On April 16, 20076, Seung-Hui Cho killed 32 people and wounded 17 others in a mass shooting at Virginia Tech. Cho was a South Korean citizen but had permanent resident status in the United States. He and his family attended a Christian church in the town in which they lived. After the killing he committed suicide. A note found in his room said: “Thanks to you I died like Jesus Christ, to inspire generations of the weak and defenseless people.” Since he killed himself after killing others there was no reason for authorities to comment on his religious affiliation nor to describe him as a terrorist.
The Boston bombers were every bit as evil and sophisticated as James Holmes and every bit as vicious as the other individuals described above. The two men, Tamerlan Tsarnaev and Dzhokhar Tsarnaev were both legally in the United States. Dzhokhar was a naturalized U.S. citizen and a follower of Islam who reportedly posted links to Islamic websites. His friends described him as not particularly religious and none had seen signs of his being a radical Muslim. None of that affected commentators and politicians. The Muslim connection was quite enough.

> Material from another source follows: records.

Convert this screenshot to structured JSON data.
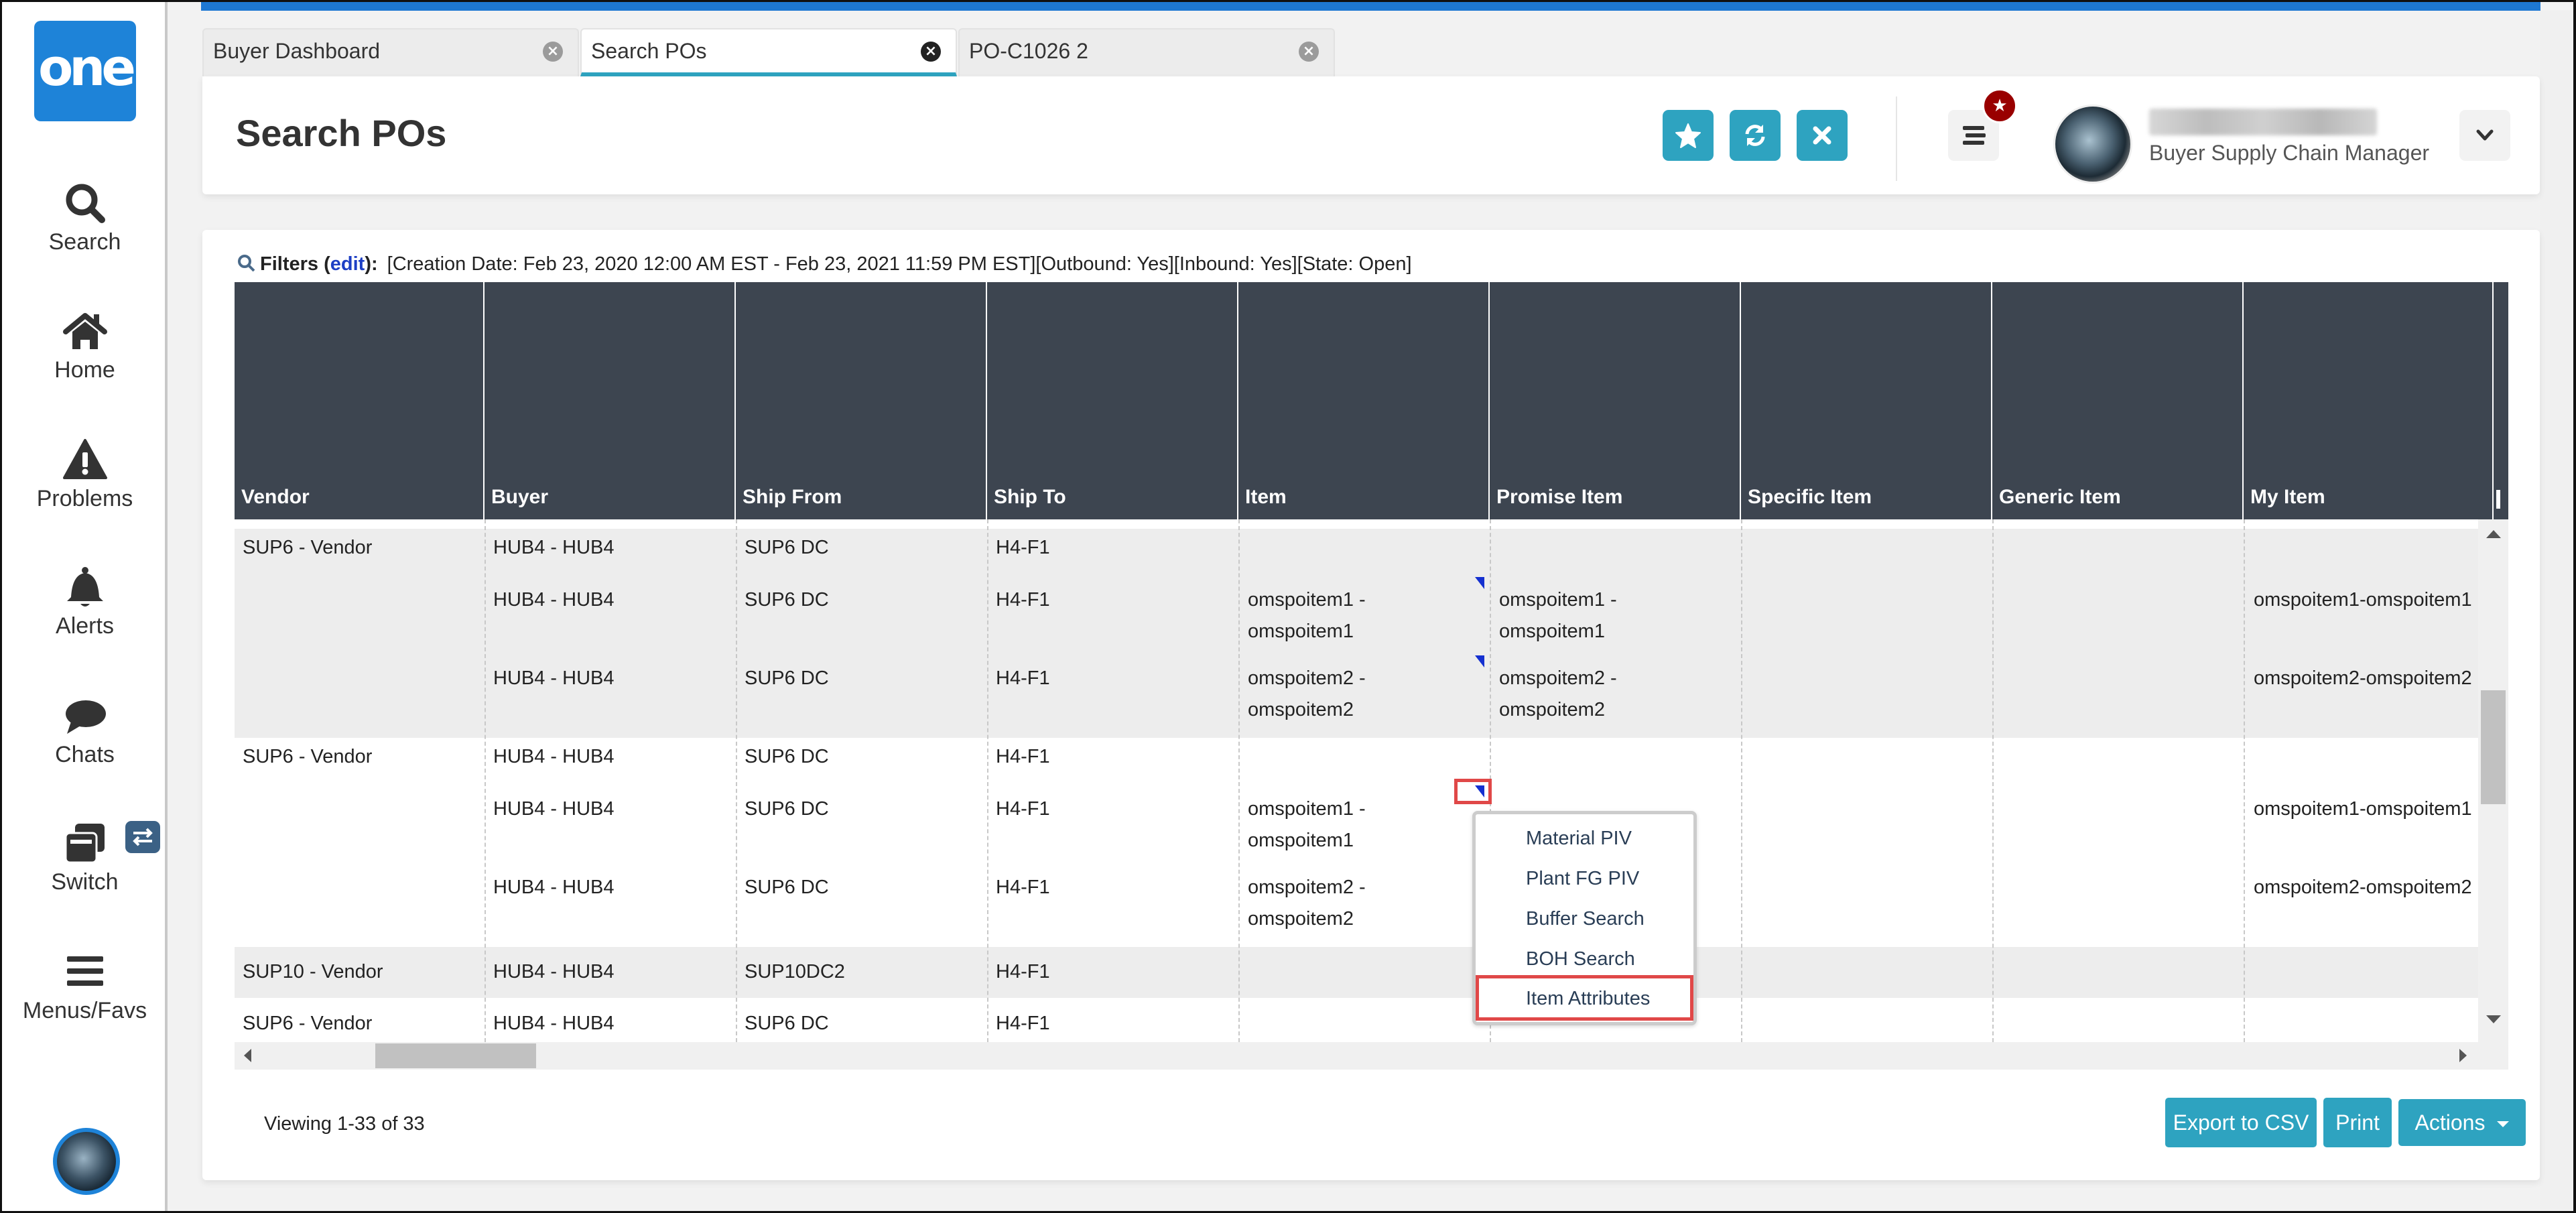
{
  "app": {
    "logo_text": "one",
    "accent_color": "#2ea3c0",
    "brand_color": "#1e83d8"
  },
  "sidebar": {
    "items": [
      {
        "label": "Search",
        "icon": "search-icon"
      },
      {
        "label": "Home",
        "icon": "home-icon"
      },
      {
        "label": "Problems",
        "icon": "warning-icon"
      },
      {
        "label": "Alerts",
        "icon": "bell-icon"
      },
      {
        "label": "Chats",
        "icon": "chat-icon"
      },
      {
        "label": "Switch",
        "icon": "switch-icon"
      },
      {
        "label": "Menus/Favs",
        "icon": "menu-icon"
      }
    ]
  },
  "tabs": [
    {
      "label": "Buyer Dashboard",
      "active": false
    },
    {
      "label": "Search POs",
      "active": true
    },
    {
      "label": "PO-C1026 2",
      "active": false
    }
  ],
  "header": {
    "title": "Search POs",
    "buttons": [
      "favorite",
      "refresh",
      "close"
    ],
    "user_role": "Buyer Supply Chain Manager"
  },
  "filters": {
    "label": "Filters (",
    "edit": "edit",
    "label_end": "):",
    "text": "[Creation Date: Feb 23, 2020 12:00 AM EST - Feb 23, 2021 11:59 PM EST][Outbound: Yes][Inbound: Yes][State: Open]"
  },
  "table": {
    "columns": [
      "Vendor",
      "Buyer",
      "Ship From",
      "Ship To",
      "Item",
      "Promise Item",
      "Specific Item",
      "Generic Item",
      "My Item"
    ],
    "rows": [
      {
        "vendor": "SUP6 - Vendor",
        "buyer": "HUB4 - HUB4",
        "ship_from": "SUP6 DC",
        "ship_to": "H4-F1",
        "item": "",
        "promise_item": "",
        "specific_item": "",
        "generic_item": "",
        "my_item": ""
      },
      {
        "vendor": "",
        "buyer": "HUB4 - HUB4",
        "ship_from": "SUP6 DC",
        "ship_to": "H4-F1",
        "item": "omspoitem1 - omspoitem1",
        "item_l1": "omspoitem1 -",
        "item_l2": "omspoitem1",
        "promise_l1": "omspoitem1 -",
        "promise_l2": "omspoitem1",
        "specific_item": "",
        "generic_item": "",
        "my_item": "omspoitem1-omspoitem1"
      },
      {
        "vendor": "",
        "buyer": "HUB4 - HUB4",
        "ship_from": "SUP6 DC",
        "ship_to": "H4-F1",
        "item": "omspoitem2 - omspoitem2",
        "item_l1": "omspoitem2 -",
        "item_l2": "omspoitem2",
        "promise_l1": "omspoitem2 -",
        "promise_l2": "omspoitem2",
        "specific_item": "",
        "generic_item": "",
        "my_item": "omspoitem2-omspoitem2"
      },
      {
        "vendor": "SUP6 - Vendor",
        "buyer": "HUB4 - HUB4",
        "ship_from": "SUP6 DC",
        "ship_to": "H4-F1",
        "item": "",
        "promise_item": "",
        "my_item": ""
      },
      {
        "vendor": "",
        "buyer": "HUB4 - HUB4",
        "ship_from": "SUP6 DC",
        "ship_to": "H4-F1",
        "item_l1": "omspoitem1 -",
        "item_l2": "omspoitem1",
        "promise_item": "",
        "my_item": "omspoitem1-omspoitem1"
      },
      {
        "vendor": "",
        "buyer": "HUB4 - HUB4",
        "ship_from": "SUP6 DC",
        "ship_to": "H4-F1",
        "item_l1": "omspoitem2 -",
        "item_l2": "omspoitem2",
        "promise_item": "",
        "my_item": "omspoitem2-omspoitem2"
      },
      {
        "vendor": "SUP10 - Vendor",
        "buyer": "HUB4 - HUB4",
        "ship_from": "SUP10DC2",
        "ship_to": "H4-F1",
        "item": "",
        "my_item": ""
      },
      {
        "vendor": "SUP6 - Vendor",
        "buyer": "HUB4 - HUB4",
        "ship_from": "SUP6 DC",
        "ship_to": "H4-F1",
        "item": "",
        "my_item": ""
      }
    ]
  },
  "context_menu": {
    "items": [
      "Material PIV",
      "Plant FG PIV",
      "Buffer Search",
      "BOH Search",
      "Item Attributes"
    ],
    "highlighted": "Item Attributes"
  },
  "footer": {
    "viewing": "Viewing 1-33 of 33",
    "export_label": "Export to CSV",
    "print_label": "Print",
    "actions_label": "Actions"
  }
}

Some members of Congress whose allegiance to the U.S. constitution depends completely on what parts of it are being considered, immediately demanded that the constitutional rights of Dzhokhar be suspended and that he not be advised of his right to counsel. Those comments were made long before any connection to known terrorist groups by the two men had been suggested. Senator Lindsay Graham said in a tweet:: “A decision to not read Miranda rights to the suspect was sound and in our national security interests.” Senator John McCain said Dzhokhar should be treated as an enemy combatant so that he could be questioned more aggressively. Senators McCain, Lindsay Graham, Kelly Ayotte and Rep. Pete King said: “The accused perpetrators of these acts were not common criminals attempting to profit from a criminal enterprise, but terrorists trying to injure, maim and kill innocent Americans.” That is the shallow explanation offered by shallow legislators to justify their willingness to set aside an American citizen’s constitutional rights.
Rational observers might observe that none of the killings described above had anything to with the murderers’ interest in making money as McCain et al suggested. The only murderers from those described above that people immediately defined as terrorists were the Boston murderers. It would seem that how some people choose to define depraved hearts depends on what God those depraved hearts worship. Dzhokhar made a bad choice.